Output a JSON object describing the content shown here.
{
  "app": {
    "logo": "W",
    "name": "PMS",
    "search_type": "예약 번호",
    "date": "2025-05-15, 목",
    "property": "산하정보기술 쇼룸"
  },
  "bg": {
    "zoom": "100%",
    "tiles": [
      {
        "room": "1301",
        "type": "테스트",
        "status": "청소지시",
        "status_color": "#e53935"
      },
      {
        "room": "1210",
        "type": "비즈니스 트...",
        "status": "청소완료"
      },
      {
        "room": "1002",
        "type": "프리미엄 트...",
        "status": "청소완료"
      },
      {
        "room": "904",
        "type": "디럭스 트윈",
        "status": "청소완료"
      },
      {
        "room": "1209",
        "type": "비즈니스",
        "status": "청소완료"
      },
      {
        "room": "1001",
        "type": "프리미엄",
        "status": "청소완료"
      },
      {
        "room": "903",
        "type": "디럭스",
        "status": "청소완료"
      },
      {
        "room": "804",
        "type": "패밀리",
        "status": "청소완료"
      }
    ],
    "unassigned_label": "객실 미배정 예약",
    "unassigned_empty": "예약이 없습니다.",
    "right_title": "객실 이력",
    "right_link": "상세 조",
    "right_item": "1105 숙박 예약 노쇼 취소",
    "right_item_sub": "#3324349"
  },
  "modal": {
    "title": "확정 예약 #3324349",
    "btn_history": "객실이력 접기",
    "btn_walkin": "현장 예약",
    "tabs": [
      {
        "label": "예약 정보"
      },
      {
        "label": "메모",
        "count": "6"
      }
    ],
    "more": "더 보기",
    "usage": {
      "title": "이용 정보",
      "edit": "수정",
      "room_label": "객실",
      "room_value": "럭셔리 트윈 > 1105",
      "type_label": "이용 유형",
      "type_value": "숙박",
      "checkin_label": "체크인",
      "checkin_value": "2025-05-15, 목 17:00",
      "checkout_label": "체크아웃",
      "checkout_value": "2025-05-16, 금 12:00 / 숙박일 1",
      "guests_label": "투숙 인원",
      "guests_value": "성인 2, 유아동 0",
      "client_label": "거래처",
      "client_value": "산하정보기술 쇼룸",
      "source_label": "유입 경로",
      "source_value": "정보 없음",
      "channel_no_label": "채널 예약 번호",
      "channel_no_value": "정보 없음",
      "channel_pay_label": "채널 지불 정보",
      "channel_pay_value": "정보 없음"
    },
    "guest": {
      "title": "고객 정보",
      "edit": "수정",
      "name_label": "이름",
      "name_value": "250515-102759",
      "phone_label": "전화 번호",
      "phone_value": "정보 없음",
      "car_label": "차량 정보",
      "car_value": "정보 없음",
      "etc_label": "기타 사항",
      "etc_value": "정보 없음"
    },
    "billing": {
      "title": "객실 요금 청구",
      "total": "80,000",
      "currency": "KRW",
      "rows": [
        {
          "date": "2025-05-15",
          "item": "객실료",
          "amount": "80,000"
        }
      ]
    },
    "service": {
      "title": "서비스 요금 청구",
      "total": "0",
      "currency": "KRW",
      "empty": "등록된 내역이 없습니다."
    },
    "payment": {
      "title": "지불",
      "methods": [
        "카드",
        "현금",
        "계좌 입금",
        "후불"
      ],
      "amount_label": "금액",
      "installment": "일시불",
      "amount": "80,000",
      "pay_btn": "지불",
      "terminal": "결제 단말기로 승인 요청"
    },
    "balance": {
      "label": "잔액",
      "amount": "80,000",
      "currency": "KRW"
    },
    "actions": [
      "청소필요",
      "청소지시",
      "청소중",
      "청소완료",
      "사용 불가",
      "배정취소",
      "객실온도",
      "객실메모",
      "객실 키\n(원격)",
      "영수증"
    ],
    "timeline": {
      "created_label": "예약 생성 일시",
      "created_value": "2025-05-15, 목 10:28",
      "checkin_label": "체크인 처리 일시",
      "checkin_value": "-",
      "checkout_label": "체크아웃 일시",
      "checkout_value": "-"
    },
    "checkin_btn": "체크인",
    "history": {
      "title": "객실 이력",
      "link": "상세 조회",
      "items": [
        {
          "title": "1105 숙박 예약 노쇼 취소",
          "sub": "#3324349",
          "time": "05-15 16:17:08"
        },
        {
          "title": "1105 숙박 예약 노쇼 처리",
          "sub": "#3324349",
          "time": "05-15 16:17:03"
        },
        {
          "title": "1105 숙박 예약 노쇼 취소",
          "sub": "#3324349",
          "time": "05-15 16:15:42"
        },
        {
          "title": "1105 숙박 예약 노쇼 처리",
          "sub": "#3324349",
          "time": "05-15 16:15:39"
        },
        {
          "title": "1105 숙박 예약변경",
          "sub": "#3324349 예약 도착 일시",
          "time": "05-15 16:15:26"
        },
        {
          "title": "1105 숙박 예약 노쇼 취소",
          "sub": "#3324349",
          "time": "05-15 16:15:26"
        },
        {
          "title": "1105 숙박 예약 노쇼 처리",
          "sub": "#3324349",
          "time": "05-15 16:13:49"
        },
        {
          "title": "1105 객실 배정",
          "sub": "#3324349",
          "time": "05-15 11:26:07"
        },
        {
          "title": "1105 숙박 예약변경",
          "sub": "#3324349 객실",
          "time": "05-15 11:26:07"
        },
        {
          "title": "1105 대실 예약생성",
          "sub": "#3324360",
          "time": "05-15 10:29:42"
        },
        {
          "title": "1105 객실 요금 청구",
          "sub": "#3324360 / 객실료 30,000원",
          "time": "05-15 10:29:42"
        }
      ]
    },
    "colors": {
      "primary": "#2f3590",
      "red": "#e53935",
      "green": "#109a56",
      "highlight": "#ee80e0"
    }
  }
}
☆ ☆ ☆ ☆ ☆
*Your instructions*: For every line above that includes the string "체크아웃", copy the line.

*Expected answer*:
      "checkout_label": "체크아웃",
      "checkout_label": "체크아웃 일시",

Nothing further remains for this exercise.